Today marks the second anniversary of our newsletter #BeCyberSafe coincidentally, my birthday (I will be accepting presents all month, and cash is welcome if you were wondering) is tomorrow.
In commemorating the start of our newsletter, I would like to reflect on the past two years of cyber security through the stories we reported on.
As we approach this year’s Super Bowl, it’s interesting to remember that in February of 2021, we featured a story about the cyber attack on the water supply in Oldsmar, FL, 12 miles from where the Super Bowl was to be played two days later. (BTW, I’m not as old as the Super Bowl. That would be our COO, thank you very much). This attempt was the first in a series of high-profile attacks on our critical infrastructure.

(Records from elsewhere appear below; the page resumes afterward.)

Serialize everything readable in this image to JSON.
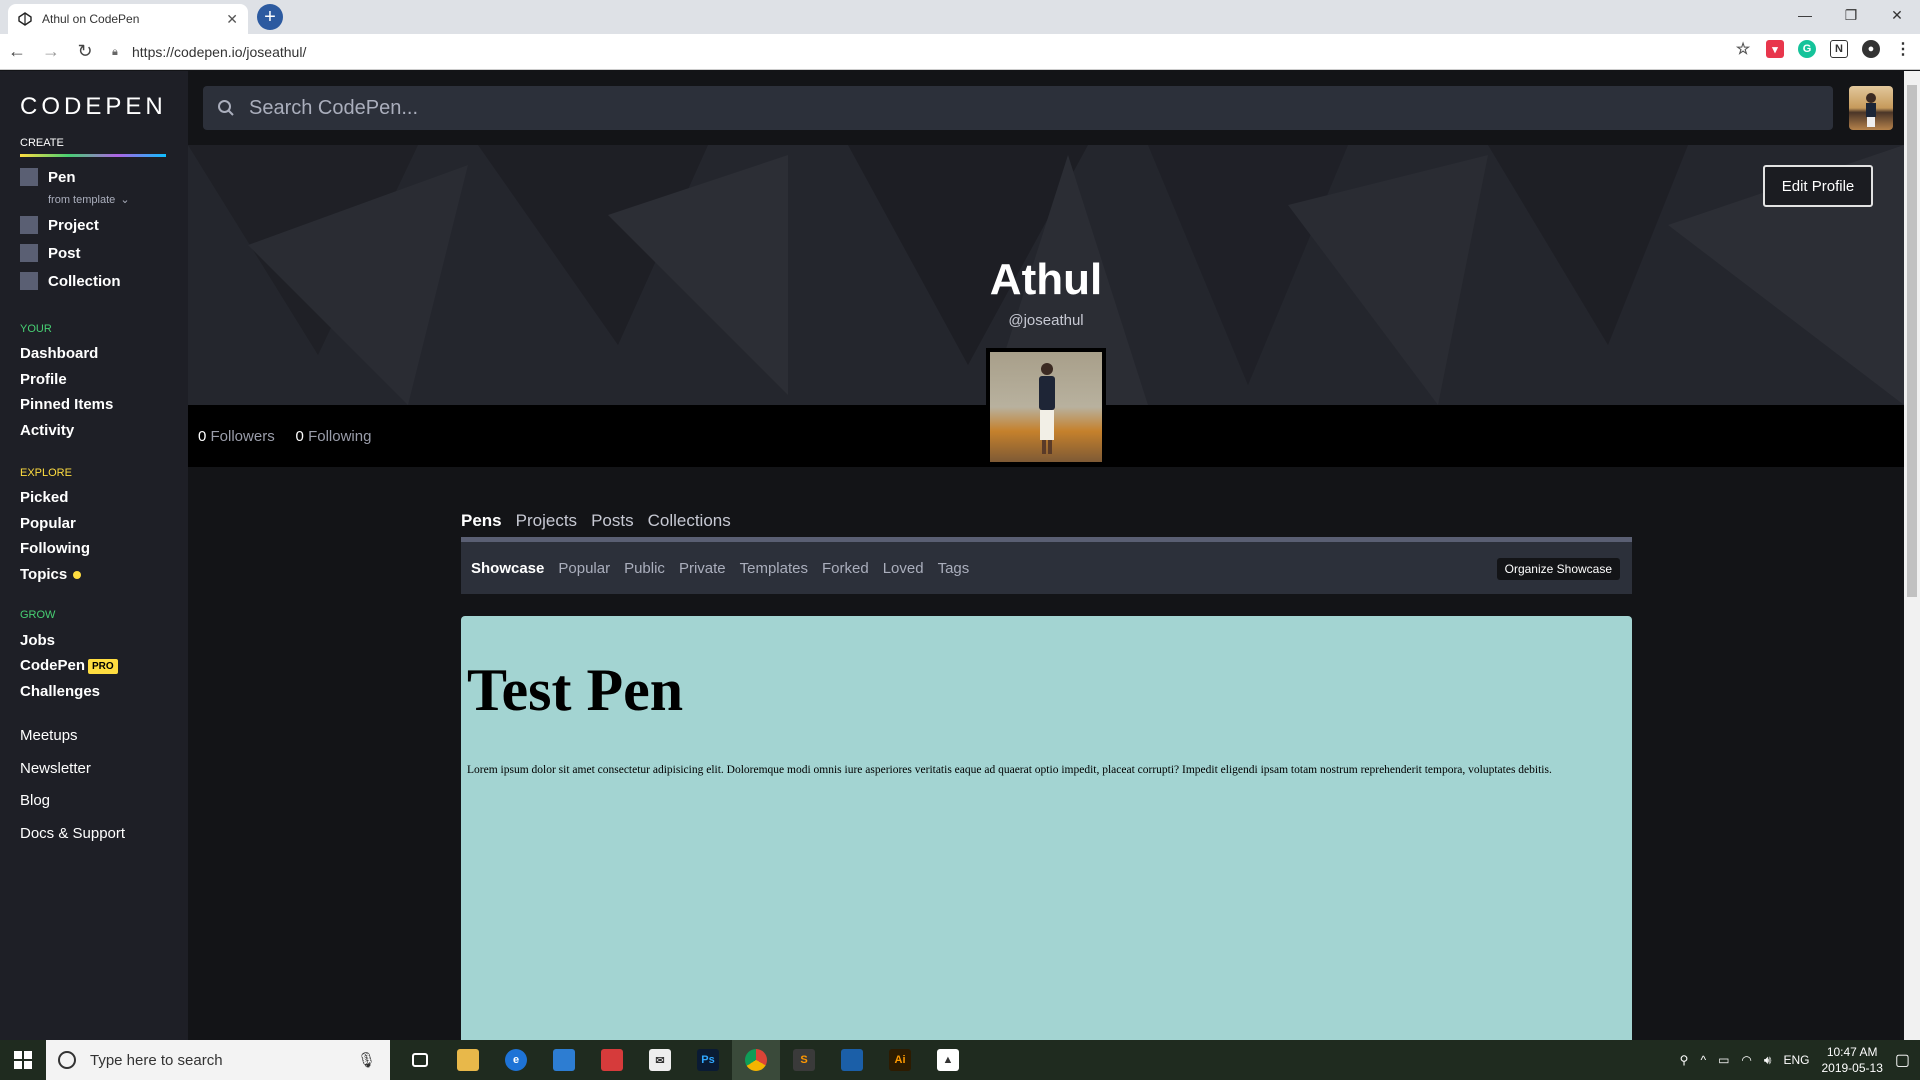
{
  "browser": {
    "tab_title": "Athul on CodePen",
    "url": "https://codepen.io/joseathul/"
  },
  "sidebar": {
    "logo": "CODEPEN",
    "create_heading": "CREATE",
    "create_items": [
      "Pen",
      "Project",
      "Post",
      "Collection"
    ],
    "from_template": "from template",
    "your_heading": "YOUR",
    "your_items": [
      "Dashboard",
      "Profile",
      "Pinned Items",
      "Activity"
    ],
    "explore_heading": "EXPLORE",
    "explore_items": [
      "Picked",
      "Popular",
      "Following",
      "Topics"
    ],
    "grow_heading": "GROW",
    "grow_items": [
      "Jobs",
      "CodePen",
      "Challenges"
    ],
    "pro_badge": "PRO",
    "footer_items": [
      "Meetups",
      "Newsletter",
      "Blog",
      "Docs & Support"
    ],
    "colors": {
      "your": "#47cf73",
      "explore": "#ffdd40",
      "grow": "#47cf73"
    }
  },
  "header": {
    "search_placeholder": "Search CodePen..."
  },
  "profile": {
    "name": "Athul",
    "handle": "@joseathul",
    "edit_button": "Edit Profile",
    "followers_count": "0",
    "followers_label": "Followers",
    "following_count": "0",
    "following_label": "Following"
  },
  "tabs": [
    "Pens",
    "Projects",
    "Posts",
    "Collections"
  ],
  "subtabs": [
    "Showcase",
    "Popular",
    "Public",
    "Private",
    "Templates",
    "Forked",
    "Loved",
    "Tags"
  ],
  "organize_button": "Organize Showcase",
  "pen_preview": {
    "heading": "Test Pen",
    "body": "Lorem ipsum dolor sit amet consectetur adipisicing elit. Doloremque modi omnis iure asperiores veritatis eaque ad quaerat optio impedit, placeat corrupti? Impedit eligendi ipsam totam nostrum reprehenderit tempora, voluptates debitis.",
    "background": "#a3d4d2"
  },
  "taskbar": {
    "search_placeholder": "Type here to search",
    "language": "ENG",
    "time": "10:47 AM",
    "date": "2019-05-13"
  }
}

Not long after that, we reported on the third cyber attack in ten months on the Unemployment System in the State of Kentucky. Another example of an assault that impacts people who are the most at risk.
To help those in need, Commonwealth Sentinel launched a cyber security grant program for non-profits. Later in the year, we announced that the Franklin County Humane Society was our first recipient.
March of 2021 saw one of the more widespread software vulnerabilities we have all experienced: Microsoft Exchange. It served as a great example of the importance of patching on a timely basis. It’s also an example is closing the barn door after the horse escapes. You cannot simply fix (close the barn door) without checking to see if your horse escaped (if anyone is in your system or /data is missing). Patching is good but not enough. You need to check for unauthorized users and malware continually. These were repeated themes over the last two years.
“This is a cyber cancer.”
Another “close to home” story came when we reported on the ransomware attack on the city of Frankfort. These stories are not just theoretical. They happen every day, everywhere…even in Kentucky.
The next big critical infrastructure attack came from the Colonial Pipeline ransomware attack, which resulted in panic and fuel shortages across the Eastern US. The domino effect of this attack resulted in LIFARS CEO saying, “This is a cyber cancer.” That summed it up perfectly as people.
Over the next several months, we continued to offer advice and tips on protecting your organization and your home networks through the ebbs and flows of a global pandemic.
Then last year, we experienced the impacts and saw the threats of cyber attacks as part of wartime as Russia invaded Ukraine.
We continued to talk about the many facets of cyber security, including the changing environment of cyber insurance. The day we were waiting for finally came in September of last year when the State and Local Cyber Security Grant Program (SLCGP) was open for applicants. We worked with ADDs, county governments, and school districts to help them prepare their grant applications. Now we wait, and wait, and wait…
After two years of reporting on critical infrastructure, government, and school system attacks, major patch releases, cyber warfare, and the significant changes in cyber insurance, I hope you feel we have provided valuable and actionable information and that you better prepared.
Cyber security is an ever-changing concern. The ultimate goal of cyber maturity is reached through continually learning and discussing the changes. Learning what works best and keeping everyone informed and part of the team.
Happy Birthday “BeCyberSafe”…here’s to many more years of Cyber Security!